• ABOUT THIS EXERCISE:
Determine how many lines of the listing below hold the string "Berlin". Reply only with the number.

• MATERIAL TO PROCESS:
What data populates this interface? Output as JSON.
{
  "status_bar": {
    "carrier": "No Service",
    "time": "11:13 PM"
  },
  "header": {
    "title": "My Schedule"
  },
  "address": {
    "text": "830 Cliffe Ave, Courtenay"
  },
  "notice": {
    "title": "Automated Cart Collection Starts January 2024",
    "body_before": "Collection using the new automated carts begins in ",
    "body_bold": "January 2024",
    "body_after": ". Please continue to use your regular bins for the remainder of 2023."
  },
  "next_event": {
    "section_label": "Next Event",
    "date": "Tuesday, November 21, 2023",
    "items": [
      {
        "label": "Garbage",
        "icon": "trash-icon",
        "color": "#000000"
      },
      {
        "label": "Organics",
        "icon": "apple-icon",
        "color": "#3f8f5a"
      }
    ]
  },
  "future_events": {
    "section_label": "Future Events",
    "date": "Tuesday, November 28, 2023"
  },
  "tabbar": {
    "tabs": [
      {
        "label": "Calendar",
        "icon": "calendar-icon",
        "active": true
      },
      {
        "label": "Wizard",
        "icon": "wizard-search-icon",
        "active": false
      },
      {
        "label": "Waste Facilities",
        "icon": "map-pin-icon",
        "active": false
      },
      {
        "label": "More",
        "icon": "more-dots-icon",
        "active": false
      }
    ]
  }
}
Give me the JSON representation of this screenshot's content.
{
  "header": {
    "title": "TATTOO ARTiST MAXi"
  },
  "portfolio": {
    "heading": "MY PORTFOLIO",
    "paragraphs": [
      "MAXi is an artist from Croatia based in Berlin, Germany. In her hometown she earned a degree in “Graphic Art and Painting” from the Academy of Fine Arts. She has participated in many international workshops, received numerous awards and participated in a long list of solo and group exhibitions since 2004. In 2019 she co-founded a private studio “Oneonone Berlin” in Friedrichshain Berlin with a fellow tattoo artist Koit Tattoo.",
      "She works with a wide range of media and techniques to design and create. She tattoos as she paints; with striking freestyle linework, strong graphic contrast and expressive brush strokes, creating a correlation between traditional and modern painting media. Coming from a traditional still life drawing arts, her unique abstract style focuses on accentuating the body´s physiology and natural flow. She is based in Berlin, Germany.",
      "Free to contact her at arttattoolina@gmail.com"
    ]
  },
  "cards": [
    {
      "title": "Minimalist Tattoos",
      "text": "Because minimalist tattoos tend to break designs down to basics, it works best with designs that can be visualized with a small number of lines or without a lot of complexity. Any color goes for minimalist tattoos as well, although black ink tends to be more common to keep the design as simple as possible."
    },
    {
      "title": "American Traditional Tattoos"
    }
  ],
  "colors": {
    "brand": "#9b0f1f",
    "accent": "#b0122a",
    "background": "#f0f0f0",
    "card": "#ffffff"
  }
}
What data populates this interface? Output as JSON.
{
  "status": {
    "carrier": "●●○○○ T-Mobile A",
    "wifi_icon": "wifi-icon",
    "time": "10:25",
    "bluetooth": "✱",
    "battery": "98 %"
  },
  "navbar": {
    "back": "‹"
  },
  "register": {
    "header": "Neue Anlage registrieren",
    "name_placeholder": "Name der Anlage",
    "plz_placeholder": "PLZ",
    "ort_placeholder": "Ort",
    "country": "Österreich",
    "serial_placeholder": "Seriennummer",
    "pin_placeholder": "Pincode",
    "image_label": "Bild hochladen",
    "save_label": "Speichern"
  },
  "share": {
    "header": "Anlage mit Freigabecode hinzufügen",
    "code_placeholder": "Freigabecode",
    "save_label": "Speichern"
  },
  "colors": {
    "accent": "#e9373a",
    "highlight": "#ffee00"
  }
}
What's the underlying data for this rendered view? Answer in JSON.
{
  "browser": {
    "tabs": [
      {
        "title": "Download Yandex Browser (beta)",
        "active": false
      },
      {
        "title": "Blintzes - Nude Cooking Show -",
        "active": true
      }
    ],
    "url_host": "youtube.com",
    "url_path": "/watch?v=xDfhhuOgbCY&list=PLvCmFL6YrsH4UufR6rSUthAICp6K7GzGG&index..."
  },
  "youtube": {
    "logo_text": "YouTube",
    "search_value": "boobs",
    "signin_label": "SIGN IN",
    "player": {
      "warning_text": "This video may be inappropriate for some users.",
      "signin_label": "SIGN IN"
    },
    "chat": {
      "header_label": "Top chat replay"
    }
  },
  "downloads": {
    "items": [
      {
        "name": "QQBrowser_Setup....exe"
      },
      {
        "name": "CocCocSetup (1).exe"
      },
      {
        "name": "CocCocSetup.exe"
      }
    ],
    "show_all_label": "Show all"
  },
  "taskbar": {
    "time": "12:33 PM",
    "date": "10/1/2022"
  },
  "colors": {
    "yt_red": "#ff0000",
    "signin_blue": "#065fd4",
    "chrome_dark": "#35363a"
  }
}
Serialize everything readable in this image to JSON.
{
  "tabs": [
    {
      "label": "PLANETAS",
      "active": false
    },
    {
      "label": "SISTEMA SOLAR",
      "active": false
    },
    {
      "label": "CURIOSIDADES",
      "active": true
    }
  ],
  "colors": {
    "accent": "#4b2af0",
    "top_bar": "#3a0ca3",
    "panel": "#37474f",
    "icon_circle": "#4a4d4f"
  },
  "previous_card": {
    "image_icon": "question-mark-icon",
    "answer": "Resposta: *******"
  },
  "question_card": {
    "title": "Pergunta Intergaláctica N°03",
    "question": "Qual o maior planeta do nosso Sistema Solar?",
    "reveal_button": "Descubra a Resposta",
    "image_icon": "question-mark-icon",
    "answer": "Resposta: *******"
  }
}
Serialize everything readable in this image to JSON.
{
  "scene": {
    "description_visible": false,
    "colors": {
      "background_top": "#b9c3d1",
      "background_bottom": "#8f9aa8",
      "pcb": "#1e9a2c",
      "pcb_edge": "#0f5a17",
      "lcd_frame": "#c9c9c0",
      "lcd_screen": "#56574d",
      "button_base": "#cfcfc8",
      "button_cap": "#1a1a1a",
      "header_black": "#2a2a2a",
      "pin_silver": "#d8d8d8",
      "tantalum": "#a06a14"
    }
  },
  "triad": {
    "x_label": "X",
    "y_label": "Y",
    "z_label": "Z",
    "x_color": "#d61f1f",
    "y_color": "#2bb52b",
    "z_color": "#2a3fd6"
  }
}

• EXERCISE RESPONSE:
2